The last week in August we took a spontaneous trip with the Gottfredson's to just about the only sightseeing spot in our mission. It was an opportune time to see the rice fields during harvest time.
Banaue is the Eighth Wonder of the World. It is four hours and 150 km (90 miles) by car from Cauayan.
One half the travel is over mountainous roads. The area was settle in the second century bc. Rice terraces were likely developed beginning about 200 bc.
Houses one, two, three, and four stories high hang precariously over the steep mountain
sides around the rice paddies.
The natives first dug out the hillside creating an area that would be used for planting, growing and harvesting rice.
Then they built a wall with rocks creating a level area on the steep hillside. They hauled in gravel and filled the space to a depth of about one foot. They covered the gravel with clay to retain the water in the terrace. They brought in sand and soil where they could grow the rice. They brought in water to flood the terrace.
Rain fall is usually sufficient to keep the tender rice plants in water, but during February and March in some areas water is brought in from above to keep the rice plants watered. They plant the rice and wait for the harvest.
|Rice is harvested by hand and also carried out of the fields and villages like this up steep mountain trails!|
Each bundle of rice weighs about 10 lbs. so these boys are carrying 40 to 60 lbs. for 2 hours uphill.
|This is how they dry the harvested bundles of rice|
Here she is threshing using a basket. (check out the edge of her yard)
The pig is enjoying the process.
Elders Mills and Gottfredson wanted to hike to the village of Batad.
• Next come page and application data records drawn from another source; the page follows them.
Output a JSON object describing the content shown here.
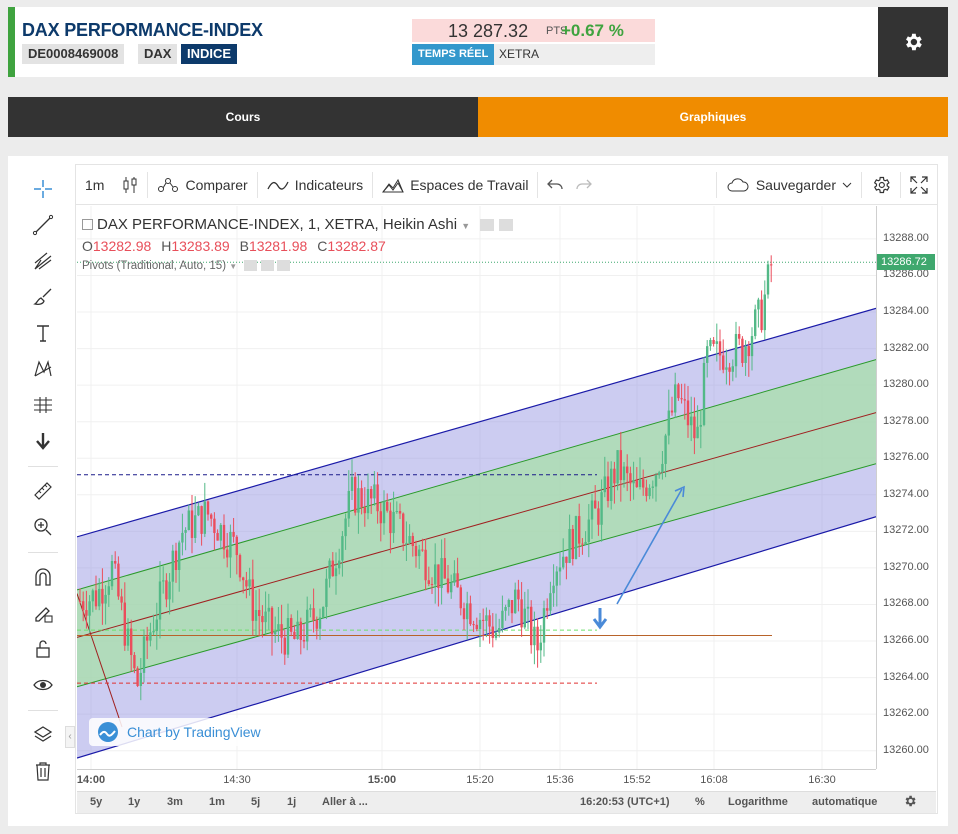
{
  "header": {
    "title": "DAX PERFORMANCE-INDEX",
    "isin": "DE0008469008",
    "ticker": "DAX",
    "type": "INDICE",
    "price": "13 287.32",
    "price_unit": "PTS",
    "change": "+0.67 %",
    "realtime": "TEMPS RÉEL",
    "venue": "XETRA"
  },
  "tabs": {
    "cours": "Cours",
    "graphiques": "Graphiques"
  },
  "toolbar": {
    "interval": "1m",
    "compare": "Comparer",
    "indicators": "Indicateurs",
    "workspaces": "Espaces de Travail",
    "save": "Sauvegarder"
  },
  "chart": {
    "legend_title": "DAX PERFORMANCE-INDEX, 1, XETRA, Heikin Ashi",
    "ohlc": {
      "o_label": "O",
      "o": "13282.98",
      "h_label": "H",
      "h": "13283.89",
      "b_label": "B",
      "b": "13281.98",
      "c_label": "C",
      "c": "13282.87"
    },
    "pivots": "Pivots (Traditional, Auto, 15)",
    "watermark": "Chart by TradingView",
    "last_price": "13286.72",
    "colors": {
      "up": "#53b987",
      "down": "#eb4d5c",
      "channel_outer": "#8e8ee0",
      "channel_inner": "#a8e0a8",
      "accent": "#f08c00"
    }
  },
  "chart_data": {
    "type": "candlestick",
    "y_ticks": [
      "13288.00",
      "13286.00",
      "13284.00",
      "13282.00",
      "13280.00",
      "13278.00",
      "13276.00",
      "13274.00",
      "13272.00",
      "13270.00",
      "13268.00",
      "13266.00",
      "13264.00",
      "13262.00",
      "13260.00"
    ],
    "x_ticks": [
      "14:00",
      "14:30",
      "15:00",
      "15:20",
      "15:36",
      "15:52",
      "16:08",
      "16:30"
    ],
    "ylim": [
      13259,
      13289.8
    ]
  },
  "bottom_bar": {
    "ranges": [
      "5y",
      "1y",
      "3m",
      "1m",
      "5j",
      "1j"
    ],
    "goto": "Aller à ...",
    "clock": "16:20:53 (UTC+1)",
    "percent": "%",
    "log": "Logarithme",
    "auto": "automatique"
  }
}
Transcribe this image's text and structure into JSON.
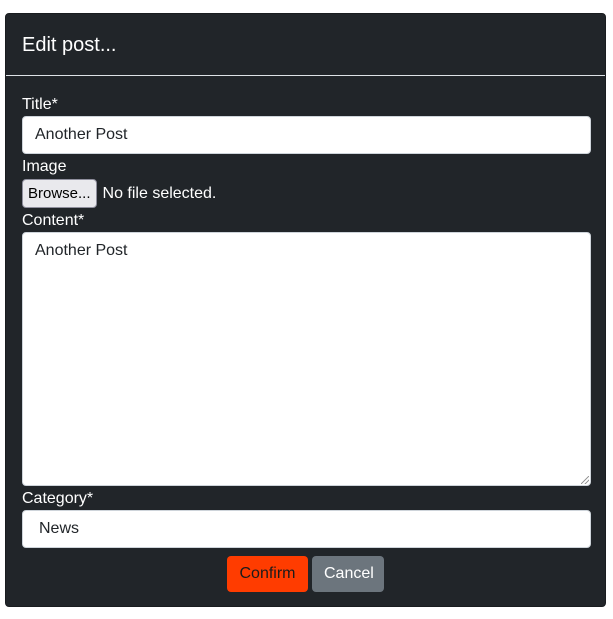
{
  "modal": {
    "title": "Edit post..."
  },
  "form": {
    "title_label": "Title*",
    "title_value": "Another Post",
    "image_label": "Image",
    "browse_label": "Browse...",
    "file_status": "No file selected.",
    "content_label": "Content*",
    "content_value": "Another Post",
    "category_label": "Category*",
    "category_value": "News"
  },
  "actions": {
    "confirm_label": "Confirm",
    "cancel_label": "Cancel"
  },
  "colors": {
    "modal_background": "#212529",
    "confirm_accent": "#ff3c00",
    "cancel_background": "#6c757d"
  }
}
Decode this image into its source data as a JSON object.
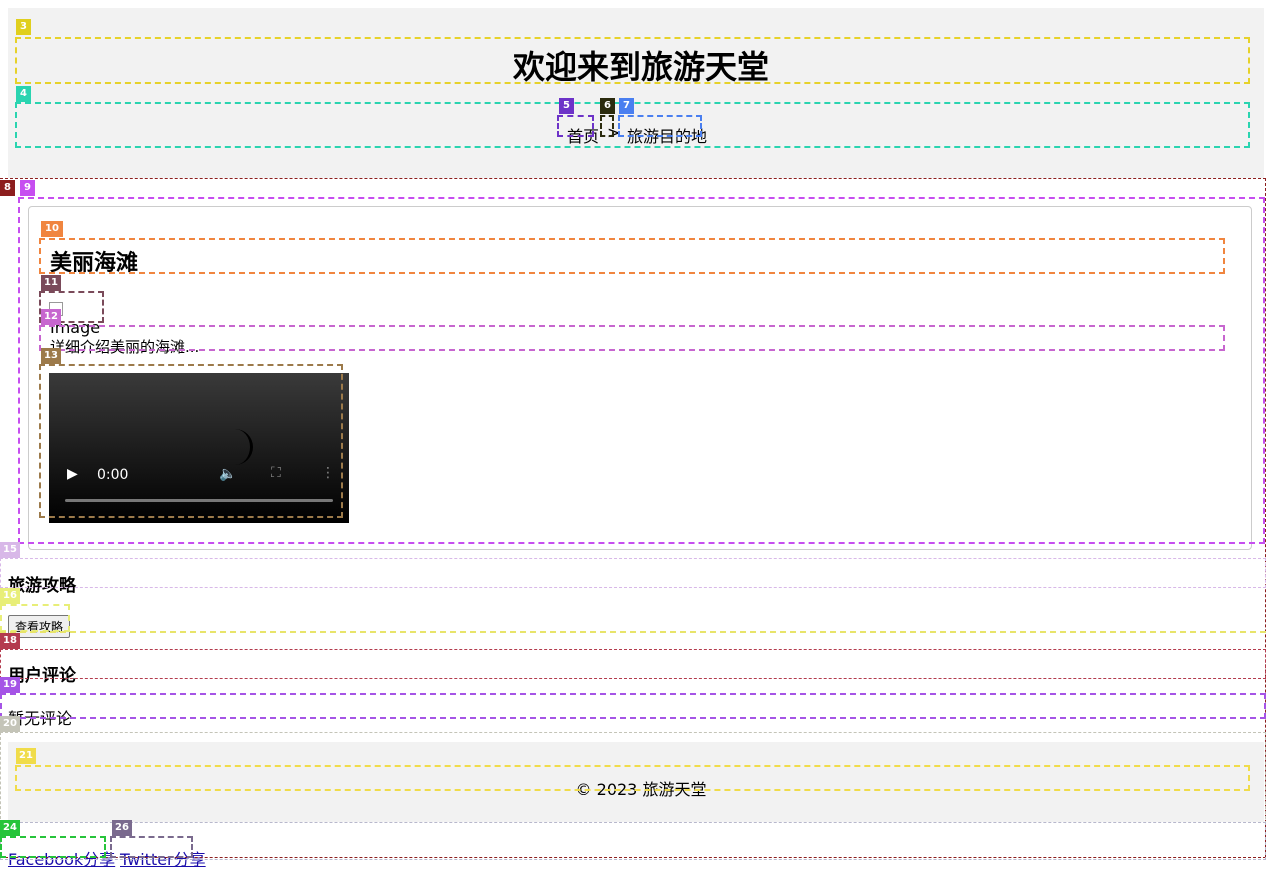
{
  "header": {
    "title": "欢迎来到旅游天堂",
    "breadcrumb": {
      "home": "首页",
      "separator": ">",
      "current": "旅游目的地"
    }
  },
  "article": {
    "title": "美丽海滩",
    "image_alt": "Image",
    "description": "详细介绍美丽的海滩...",
    "video": {
      "time": "0:00",
      "progress": 0
    }
  },
  "guide": {
    "title": "旅游攻略",
    "button_label": "查看攻略"
  },
  "comments": {
    "title": "用户评论",
    "empty_text": "暂无评论"
  },
  "footer": {
    "copyright": "© 2023 旅游天堂"
  },
  "share": {
    "facebook": "Facebook分享",
    "twitter": "Twitter分享"
  },
  "overlay_badges": [
    "3",
    "4",
    "5",
    "6",
    "7",
    "8",
    "9",
    "10",
    "11",
    "12",
    "13",
    "15",
    "16",
    "18",
    "19",
    "20",
    "21",
    "24",
    "26"
  ],
  "colors": {
    "band_bg": "#f2f2f2",
    "link": "#1a0dab"
  }
}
We hired a jeepney for 2500 pesos ($60) for the day and the driver took us up to the saddle where the trail head was. We wondered why we did not drive our car until the cement road turned to dirt or more accurately a stream bed filled with rocks and holes. It was an experience we have never had with deep ruts, grinding gears, rocking and rolling, and all on a narrow road with steep drop offs! We wondered if we would live through it! Every once and a while there would be road work going on where bags of cement that had been hauled in one at a time were used to make cement in a small mixer, then make one more section of road.
Once we got to the saddle the jeepney driver parked to wait for us to hike. We were also watching the weather as we did not want to go down that road during a rainstorm!
|Here is Batad. Everyone walks in and out to shop, go to school, transport goods to sell. . .|
The men took off for their hike to Batad (about 2 hours) and then Elder Mills went an additional hour to the waterfall.
They noticed in Batad a medical clinic. It was closed.
The sign says:
Office: Monday - Friday
Immunizations: every 2nd Wed. of month
Pre-natal: every Wed
Home Visit: Every Fri./when the need arises
Some traditional natives still sleep above the ground by pulling up the ladder each night before going to sleep. It is a carryover from the days of war and vengeance. Head hunting, however, has ceased in the area.
We women decided to go down the trail at our leisure with no destination in mind. Here is a little waterfall we hiked to:
This is the one Elder Mills went so far to see. To get perspective, notice the little person in red down on the left!
While on the trail Sister Gottfredson and I stopped to rest. We met a man from Provo UT who is traveling the world! He saw our missionary tags and stopped to chat with some fellow Mormons. Later he spent some time hiking with our husbands.
It started to rain about 30 minutes before our husbands showed up back at the jeepney. We tried to laugh and joke to keep our minds off the gear grinding, bumping and jerking, and metal on rock sounds. A couple of young people jumped on the back for a free ride to town. Then we started inviting people to ride since we had already paid for the trip.
At one point the road had been washed out by the rain and they were doing repair work - the repairs were hand packing rocks against the side of the road. I'm not sure what the back hoe was doing but I wouldn't have wanted to be in it! Our jeepney drive asked us to walk to the other side as it wouldn't be safe for us to be in the jeepney as he drove it.
|that is our jeepney waiting until it was "safe" to drive|
This was later, back by our hotel. It was a small village you could walk down steep steps to visit. Here is a tiny lola (grandmother) in her house. They little boy ran over just as the picture snapped.
The baby goat is just a week old and was skipping around before settling in for lunch.
After a couple of days in this cool mountain paradise we decided we needed to come back another time or two before our mission ends.
|that is our hotel, the long building on the ridge|